Student impact drives his work forward, but it’s the opportunity for personal growth as a teacher that keeps Joe passionate about the advantages of rural education. “Inside of a rural school, you are part of a professional community,” he outlines, “and within that you have the ability to make an immediate impact; and that's a very important thing. Especially for a young person who's entering into the field and looking for an opportunity, rural education is a very important opportunity to refine your craft, have the support of the administration, and to be given the flexibility and freedom to pursue your professional interests.” Along with professional freedom, Joe stresses that the small class sizes are a huge benefit:
“My class sizes are such that I rarely have a class of more than 18 people. That means that my typical student-to-teacher ratio is right about the magic number for secondary school, so I'm able to do flexible groupings and real group projects, to work with every single student every single day, to know every student and say good morning to them, and to ask how they're doing and actually give them that verbal and nonverbal support that every child needs–especially from a male teacher when that sort of presence may or may not be consistent in their lives. Those are all things that you can't necessarily quantify with any numerical value, but the value to the students and to the community is immediately obvious.”
“I make it plain that you don't necessarily have to forego some part of your regional identity just because you're going out and exploring something different. You always do have the opportunity to come back and take what you've learned and bring that home to your community.”
Joe’s unparalleled commitment to student success was as evident to his district administration as it was to the community as a whole.
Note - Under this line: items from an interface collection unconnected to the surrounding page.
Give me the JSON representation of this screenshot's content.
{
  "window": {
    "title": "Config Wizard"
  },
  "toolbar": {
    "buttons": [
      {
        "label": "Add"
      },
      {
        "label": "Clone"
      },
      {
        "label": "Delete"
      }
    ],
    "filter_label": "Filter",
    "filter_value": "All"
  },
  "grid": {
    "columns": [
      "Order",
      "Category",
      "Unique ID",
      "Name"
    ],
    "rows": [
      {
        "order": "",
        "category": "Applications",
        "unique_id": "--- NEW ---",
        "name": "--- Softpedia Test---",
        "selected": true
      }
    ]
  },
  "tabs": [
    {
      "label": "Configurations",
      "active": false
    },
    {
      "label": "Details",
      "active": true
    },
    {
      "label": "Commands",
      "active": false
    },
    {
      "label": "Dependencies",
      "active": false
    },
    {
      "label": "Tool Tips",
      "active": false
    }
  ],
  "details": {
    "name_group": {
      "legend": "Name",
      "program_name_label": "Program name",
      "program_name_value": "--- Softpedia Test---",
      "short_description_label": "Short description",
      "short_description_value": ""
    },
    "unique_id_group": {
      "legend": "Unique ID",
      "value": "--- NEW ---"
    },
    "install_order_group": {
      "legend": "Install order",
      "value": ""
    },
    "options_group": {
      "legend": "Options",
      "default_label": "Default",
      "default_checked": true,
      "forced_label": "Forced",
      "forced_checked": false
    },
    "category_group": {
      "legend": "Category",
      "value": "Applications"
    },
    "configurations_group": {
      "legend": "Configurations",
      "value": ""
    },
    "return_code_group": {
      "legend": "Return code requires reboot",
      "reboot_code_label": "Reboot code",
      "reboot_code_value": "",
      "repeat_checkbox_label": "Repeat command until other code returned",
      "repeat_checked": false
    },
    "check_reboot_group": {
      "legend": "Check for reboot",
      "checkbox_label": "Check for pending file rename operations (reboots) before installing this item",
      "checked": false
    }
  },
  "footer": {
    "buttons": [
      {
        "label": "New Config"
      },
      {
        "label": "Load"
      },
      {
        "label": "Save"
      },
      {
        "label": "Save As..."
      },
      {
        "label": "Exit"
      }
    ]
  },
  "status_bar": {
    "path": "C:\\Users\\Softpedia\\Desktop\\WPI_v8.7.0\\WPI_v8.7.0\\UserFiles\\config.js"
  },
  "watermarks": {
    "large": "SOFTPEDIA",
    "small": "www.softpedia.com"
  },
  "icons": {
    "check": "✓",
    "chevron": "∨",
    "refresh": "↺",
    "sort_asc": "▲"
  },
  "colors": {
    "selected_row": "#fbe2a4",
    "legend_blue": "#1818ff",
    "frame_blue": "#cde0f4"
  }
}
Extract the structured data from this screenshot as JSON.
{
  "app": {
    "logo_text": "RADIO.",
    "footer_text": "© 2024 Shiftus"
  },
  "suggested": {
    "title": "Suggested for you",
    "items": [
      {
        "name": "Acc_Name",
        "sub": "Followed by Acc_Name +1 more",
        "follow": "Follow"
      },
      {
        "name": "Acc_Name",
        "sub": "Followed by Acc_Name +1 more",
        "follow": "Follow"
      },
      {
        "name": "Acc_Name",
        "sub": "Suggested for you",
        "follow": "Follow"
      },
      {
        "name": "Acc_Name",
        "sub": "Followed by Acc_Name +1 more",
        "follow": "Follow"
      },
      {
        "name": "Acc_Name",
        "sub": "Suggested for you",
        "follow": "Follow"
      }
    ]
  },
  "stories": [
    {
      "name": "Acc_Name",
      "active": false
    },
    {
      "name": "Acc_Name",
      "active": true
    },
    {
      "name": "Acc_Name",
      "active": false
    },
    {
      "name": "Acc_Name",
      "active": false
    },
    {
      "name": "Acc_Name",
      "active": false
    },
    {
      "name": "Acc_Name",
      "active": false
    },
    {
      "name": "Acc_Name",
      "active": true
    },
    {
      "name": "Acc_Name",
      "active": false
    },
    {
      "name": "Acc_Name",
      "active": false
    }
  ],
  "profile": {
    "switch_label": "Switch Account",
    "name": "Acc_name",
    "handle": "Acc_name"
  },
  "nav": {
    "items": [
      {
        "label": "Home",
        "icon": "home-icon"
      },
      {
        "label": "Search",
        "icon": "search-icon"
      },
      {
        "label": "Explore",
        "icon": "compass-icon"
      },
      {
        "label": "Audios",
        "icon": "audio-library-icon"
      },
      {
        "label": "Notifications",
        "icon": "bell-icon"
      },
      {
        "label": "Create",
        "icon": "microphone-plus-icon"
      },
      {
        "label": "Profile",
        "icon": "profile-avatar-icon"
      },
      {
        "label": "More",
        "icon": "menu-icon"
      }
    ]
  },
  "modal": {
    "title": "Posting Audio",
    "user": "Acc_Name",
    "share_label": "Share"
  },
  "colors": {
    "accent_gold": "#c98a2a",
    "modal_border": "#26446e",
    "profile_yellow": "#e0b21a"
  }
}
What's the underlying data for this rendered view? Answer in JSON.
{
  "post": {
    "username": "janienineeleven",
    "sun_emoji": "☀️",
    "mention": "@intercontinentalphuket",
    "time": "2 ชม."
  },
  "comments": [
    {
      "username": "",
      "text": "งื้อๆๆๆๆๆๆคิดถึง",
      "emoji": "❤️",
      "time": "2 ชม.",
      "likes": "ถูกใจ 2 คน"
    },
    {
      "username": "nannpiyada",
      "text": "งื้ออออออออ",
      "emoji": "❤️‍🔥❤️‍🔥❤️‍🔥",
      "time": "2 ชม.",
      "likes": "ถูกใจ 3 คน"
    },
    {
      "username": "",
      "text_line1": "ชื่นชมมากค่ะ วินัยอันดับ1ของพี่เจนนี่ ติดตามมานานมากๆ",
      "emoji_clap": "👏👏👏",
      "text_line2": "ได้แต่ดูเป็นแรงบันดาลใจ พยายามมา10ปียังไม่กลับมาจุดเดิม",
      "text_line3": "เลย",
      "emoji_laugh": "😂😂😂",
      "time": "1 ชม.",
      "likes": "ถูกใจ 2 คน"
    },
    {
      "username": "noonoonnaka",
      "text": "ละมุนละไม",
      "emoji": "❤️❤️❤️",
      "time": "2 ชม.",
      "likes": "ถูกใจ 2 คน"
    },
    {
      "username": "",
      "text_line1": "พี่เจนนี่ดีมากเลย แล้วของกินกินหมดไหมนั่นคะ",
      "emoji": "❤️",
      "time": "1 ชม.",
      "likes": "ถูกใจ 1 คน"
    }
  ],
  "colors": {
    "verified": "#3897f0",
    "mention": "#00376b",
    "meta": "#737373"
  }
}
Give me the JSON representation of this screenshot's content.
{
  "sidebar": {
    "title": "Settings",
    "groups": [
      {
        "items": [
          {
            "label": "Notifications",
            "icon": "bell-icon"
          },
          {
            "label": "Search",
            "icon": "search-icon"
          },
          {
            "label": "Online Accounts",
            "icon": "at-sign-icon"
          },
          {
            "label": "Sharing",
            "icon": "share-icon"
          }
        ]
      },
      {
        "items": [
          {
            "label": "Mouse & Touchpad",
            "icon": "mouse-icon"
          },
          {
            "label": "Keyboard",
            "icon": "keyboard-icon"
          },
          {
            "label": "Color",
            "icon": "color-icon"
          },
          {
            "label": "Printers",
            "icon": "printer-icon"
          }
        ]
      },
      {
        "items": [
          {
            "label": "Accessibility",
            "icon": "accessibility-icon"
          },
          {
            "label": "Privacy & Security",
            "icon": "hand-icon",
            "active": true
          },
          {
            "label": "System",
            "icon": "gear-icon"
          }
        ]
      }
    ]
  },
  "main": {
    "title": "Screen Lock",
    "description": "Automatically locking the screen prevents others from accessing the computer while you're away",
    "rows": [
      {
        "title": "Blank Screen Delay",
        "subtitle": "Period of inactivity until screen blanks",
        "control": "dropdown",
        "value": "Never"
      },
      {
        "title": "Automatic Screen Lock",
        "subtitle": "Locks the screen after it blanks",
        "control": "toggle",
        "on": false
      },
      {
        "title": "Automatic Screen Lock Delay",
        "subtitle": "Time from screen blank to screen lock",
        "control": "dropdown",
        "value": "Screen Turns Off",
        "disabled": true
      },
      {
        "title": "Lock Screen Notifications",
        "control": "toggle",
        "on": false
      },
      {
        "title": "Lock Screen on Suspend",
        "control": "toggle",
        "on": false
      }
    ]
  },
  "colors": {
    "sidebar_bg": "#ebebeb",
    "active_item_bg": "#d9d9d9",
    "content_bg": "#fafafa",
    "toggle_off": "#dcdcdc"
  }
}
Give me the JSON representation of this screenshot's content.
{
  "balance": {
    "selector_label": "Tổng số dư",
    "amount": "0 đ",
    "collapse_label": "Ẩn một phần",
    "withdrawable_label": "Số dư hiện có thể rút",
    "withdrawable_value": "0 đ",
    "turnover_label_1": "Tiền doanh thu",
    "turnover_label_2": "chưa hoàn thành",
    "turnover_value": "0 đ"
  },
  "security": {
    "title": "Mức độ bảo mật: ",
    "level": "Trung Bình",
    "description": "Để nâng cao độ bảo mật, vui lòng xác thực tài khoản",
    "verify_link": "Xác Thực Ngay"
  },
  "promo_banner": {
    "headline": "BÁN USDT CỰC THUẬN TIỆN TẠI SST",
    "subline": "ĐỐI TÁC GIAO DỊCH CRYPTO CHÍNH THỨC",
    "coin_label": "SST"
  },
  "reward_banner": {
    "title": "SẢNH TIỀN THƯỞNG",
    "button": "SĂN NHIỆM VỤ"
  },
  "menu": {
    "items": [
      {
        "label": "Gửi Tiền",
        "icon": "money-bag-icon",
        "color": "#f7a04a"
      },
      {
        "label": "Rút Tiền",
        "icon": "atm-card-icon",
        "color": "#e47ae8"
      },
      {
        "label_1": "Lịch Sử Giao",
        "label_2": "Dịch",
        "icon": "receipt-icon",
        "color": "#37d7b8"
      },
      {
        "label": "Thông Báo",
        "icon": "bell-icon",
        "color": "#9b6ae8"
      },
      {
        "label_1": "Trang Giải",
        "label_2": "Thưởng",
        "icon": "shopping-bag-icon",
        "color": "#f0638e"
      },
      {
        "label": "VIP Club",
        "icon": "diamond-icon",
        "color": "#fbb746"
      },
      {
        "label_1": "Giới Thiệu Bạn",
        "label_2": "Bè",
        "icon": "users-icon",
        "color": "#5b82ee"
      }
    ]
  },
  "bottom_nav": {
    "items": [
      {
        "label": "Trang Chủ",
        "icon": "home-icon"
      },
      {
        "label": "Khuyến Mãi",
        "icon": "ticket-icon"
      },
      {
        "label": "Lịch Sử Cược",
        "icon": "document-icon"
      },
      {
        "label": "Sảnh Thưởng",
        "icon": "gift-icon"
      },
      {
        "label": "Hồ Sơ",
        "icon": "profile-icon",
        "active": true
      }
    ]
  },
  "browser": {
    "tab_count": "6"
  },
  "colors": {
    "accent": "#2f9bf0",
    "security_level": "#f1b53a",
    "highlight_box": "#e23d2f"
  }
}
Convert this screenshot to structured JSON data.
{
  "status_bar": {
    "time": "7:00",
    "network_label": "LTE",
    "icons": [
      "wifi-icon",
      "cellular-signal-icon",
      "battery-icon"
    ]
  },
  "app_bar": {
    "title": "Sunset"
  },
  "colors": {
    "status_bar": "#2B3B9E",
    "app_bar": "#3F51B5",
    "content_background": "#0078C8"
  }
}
For his dedicated service to students and the profession, Joe was honored as Maine’s Teacher of the Year in 2019 after his principal submitted his name into the running. Through a series of essays, interviews, and formal presentations around the state, Joe stood out as an exemplary educator in his own right, but he was quick to share that spotlight with the school community that fostered his growth along the way. “The problem with any sort of award like that is that no person works in a vacuum,” Joe shares, “the only reason that I was able to experience this success is because I work in a supportive community with colleagues who are very passionate and care deeply about education. It was so gratifying for me to be able to see that and have that positive press be brought upon the school…that community aspect to the school is tremendously important, so it was just such a wonderful opportunity to share the work of not only my students and colleagues, but to highlight some of the challenges and assets of rural education.”
The Power of Rural Education
The narrative of rural deficit is strong, but authentic examples of invaluable assets in small towns are redefining our understanding of what, and who, rural places have to offer. Teachers are not only the physical drivers of education in schools, but they are an immense asset to their students and communities. Joe Hennessey’s work in Piscataquis County, Maine reveals the irreplaceable role of a passionate and visionary teacher-leader. Reflecting on the importance of education and teachers to their communities, Joe concludes that “this school itself is a pillar of the community–it's that upon which the other parts of the community are based. These are tremendously important institutions. They're not just brick and mortar institutions. They're social-emotional institutions, and a lot of people find affirmation in that work.”
We are grateful to Joe for sharing his story with us! If you would like to share 30 minutes of your time for an interview, please reach out to us at firstname.lastname@example.org. The I Am A Rural Teacher campaign is a collaborative effort with the National Rural Education Association and made possible through a grant from the Bill & Melinda Gates Foundation.